On Jul 5, 1:07 pm, Bruno Marchal <marc...@ulb.ac.be> wrote: > On 05 Jul 2011, at 11:42, Alberto G.Coronawrote: > > > Jost to introduce another point of view about consciousnees. The one > > that I think its right: > > > According with evolutionary Psychology, Consciousness evolved as an > > adaptation to social life. > > Are you sure you don't confuse consciousness and conscience. I think > that solitary primitive animals felt pain, and are thus consciouss > (although not necessarily self-conscious). > Depending on the pain and depending on the animal and the context. Following the theory exposed, self consciousness of pain, exist when the animal know that other individuals can take actions to alleviate it. Social Animals grown t in isolation don´t cry (including humans).
Of course either conscious or not, the animal must avoid the pain, but a non self aware animal may experiment pain just as you and me may experiment pain when we are deeply concentrated in an intellectual activity. the reactions to pain in this case are automatic. > > Broadly specaking, non social animals are > > unconscious and selfless. > > I tend to believe the contrary. The more an animal is social, the more > it could be self-less. Even humans can destroy the individual self by > using strong group identity. > That can happen sometimes. If you feel very good inside a group, why bother to control yourself?. Self awareness is not for social life as such, it is for avoiding conflicts and making profit of social interactions. If you are immersed in an activity where you feel free of conflicts, you dont need self awarenees. For example in a concert, or in a meeting with people who think like you, with your friends etc. Other situations where you feel selfless is when you travel to a foreign pacific place. where you are surronded by peaceful foreigners and your acts will not influence your future reputation at home. To feel selfless is probably one reason why people travel. > > interaction with them if I am aware of what the others expect from me. > > For this purpose, I must be aware and I must register, whathever I do > > that may affect to others. So I may unconsciously pick up a donut > > from the refrigerator and not even notice it, but I´m well aware of it > > when I´m fatty and my wife is looking. > > > Self conscious supervision of our acts is not for free. it adds an > > extra overload in the brain and in the way we do things that is > > visible to others. If the other that is looking is very important for > > us, we can experiment seizures. Conversely, the absence of self > > awareness is experimented as flowing. > > > To complete the picture, I must say that the awareness of spiritual > > beings that continuously supervise us is a further social instinct > > that make use of the self supervision machinery.
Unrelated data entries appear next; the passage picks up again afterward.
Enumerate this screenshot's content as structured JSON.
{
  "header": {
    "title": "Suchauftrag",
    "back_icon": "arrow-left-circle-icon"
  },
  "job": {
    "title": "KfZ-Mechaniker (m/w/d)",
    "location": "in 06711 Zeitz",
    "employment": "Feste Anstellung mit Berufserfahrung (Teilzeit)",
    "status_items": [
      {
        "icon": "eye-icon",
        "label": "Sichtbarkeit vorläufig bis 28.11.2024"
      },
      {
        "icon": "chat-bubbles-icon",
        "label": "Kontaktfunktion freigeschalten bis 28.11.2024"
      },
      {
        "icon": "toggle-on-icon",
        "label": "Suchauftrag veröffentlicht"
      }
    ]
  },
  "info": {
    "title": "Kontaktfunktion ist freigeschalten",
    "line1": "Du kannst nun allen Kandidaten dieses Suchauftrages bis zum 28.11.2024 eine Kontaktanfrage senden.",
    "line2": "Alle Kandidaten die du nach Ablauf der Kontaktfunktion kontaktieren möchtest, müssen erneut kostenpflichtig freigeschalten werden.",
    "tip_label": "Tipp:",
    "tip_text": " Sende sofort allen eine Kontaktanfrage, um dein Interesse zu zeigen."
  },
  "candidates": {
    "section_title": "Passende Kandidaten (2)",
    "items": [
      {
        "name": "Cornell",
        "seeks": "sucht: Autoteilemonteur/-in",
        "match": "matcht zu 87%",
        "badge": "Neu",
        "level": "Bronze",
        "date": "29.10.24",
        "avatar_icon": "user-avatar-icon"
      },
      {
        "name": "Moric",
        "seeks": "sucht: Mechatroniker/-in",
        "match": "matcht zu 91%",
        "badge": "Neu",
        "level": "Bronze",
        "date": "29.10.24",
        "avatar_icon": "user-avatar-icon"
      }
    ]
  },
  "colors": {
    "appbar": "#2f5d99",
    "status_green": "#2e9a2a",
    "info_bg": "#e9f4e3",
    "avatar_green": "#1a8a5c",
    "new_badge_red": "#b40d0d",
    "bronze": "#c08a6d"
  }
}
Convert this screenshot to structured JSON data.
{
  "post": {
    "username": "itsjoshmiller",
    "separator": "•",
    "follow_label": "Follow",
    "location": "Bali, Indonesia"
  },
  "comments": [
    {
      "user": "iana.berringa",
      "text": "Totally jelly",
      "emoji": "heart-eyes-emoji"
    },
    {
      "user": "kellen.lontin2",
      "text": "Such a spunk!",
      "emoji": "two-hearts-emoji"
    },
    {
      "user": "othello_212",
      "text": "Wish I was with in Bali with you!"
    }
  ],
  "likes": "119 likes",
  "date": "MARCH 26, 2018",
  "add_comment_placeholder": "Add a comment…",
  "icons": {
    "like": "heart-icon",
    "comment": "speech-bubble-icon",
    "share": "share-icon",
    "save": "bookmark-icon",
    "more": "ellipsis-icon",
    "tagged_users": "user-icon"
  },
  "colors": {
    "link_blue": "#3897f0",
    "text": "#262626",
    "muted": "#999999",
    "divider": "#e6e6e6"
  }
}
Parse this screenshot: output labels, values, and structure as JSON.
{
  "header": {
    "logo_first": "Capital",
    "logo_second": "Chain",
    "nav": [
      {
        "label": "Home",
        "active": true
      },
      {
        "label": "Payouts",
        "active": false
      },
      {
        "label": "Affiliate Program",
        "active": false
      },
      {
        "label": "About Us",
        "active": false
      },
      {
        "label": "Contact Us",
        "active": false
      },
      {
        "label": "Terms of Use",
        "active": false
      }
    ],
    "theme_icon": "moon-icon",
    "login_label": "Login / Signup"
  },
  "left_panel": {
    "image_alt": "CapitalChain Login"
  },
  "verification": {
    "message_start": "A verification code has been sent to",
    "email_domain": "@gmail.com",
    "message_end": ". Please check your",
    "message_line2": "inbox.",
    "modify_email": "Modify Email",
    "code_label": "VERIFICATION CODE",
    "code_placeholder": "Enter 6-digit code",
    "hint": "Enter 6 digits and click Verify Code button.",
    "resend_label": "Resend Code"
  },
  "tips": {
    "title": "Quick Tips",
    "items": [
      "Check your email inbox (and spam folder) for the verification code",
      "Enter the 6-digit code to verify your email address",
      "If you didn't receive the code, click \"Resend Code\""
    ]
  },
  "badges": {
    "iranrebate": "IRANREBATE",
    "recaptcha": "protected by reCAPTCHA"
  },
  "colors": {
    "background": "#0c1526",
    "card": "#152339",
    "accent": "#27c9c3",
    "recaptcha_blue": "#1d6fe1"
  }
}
This avoid > > machiavelic behaviours that may be deleterious for the group > > > Of course a machine can be designed to have such computational self > > awareness, but the question of if real self awareness is still open. > > In which theory? > This is more or less the theory of the evolutionary origin of self consciousness according with Evolutionary Psychology. This is more or less the consensus. Daniel Dennet wrote something about it. Pinker too. Evolution is parsimonious. It proceed step by step by accumulation functionalities in respionse to evolutionary pressures, in this case, mental modules that correspond to computational hardware in the brain. This is the most logical path that evolution may have follow. There are psico-phisical experiments that is according with this theory. There are experiments where the activity of both the motor signal of a hand and the cortex tissue that "control" the hand are measured. The "control" signal in the cortex appears one second after the motor signal when the test individual received the order to move the hand. this means that some other unconscious part does the real control, and the cortex just take note of the movement and assign the action to the self, when in reality, the action has been done already unconsciously. This is described by Pinker in some of its books. Presumably in "how the mind works". So, by definition, consciousness is causally efective. it is a mind module. Mind modules are not located in specifin spatially conected parts of the brain, they are distributed, in the same way that the file search in Microsoft windows is not located in a concrete zone of the PC hardware. In this case self consciousness is distributed in the human cortex. > Bruno > > > > > On Jul 1, 1:23 pm, selva kumar <selvakr1...@gmail.com> wrote: > >> Is consciousness causally effective ? > > >> I found this question in previous threads,but I didn't find a answer. > > > -- > > You received this message because you are subscribed to the Google > > Groups "Everything List" group. > > To post to this group, send email to email@example.com. > > To unsubscribe from this group, send email to > > everything-list+unsubscr...@googlegroups.com > > . > > For more options, visit this group > > athttp://groups.google.com/group/everything-list?hl=en > > . > > http://iridia.ulb.ac.be/~marchal/ -- You received this message because you are subscribed to the Google Groups "Everything List" group. To post to this group, send email to firstname.lastname@example.org. To unsubscribe from this group, send email to everything-list+unsubscr...@googlegroups.com. For more options, visit this group at http://groups.google.com/group/everything-list?hl=en.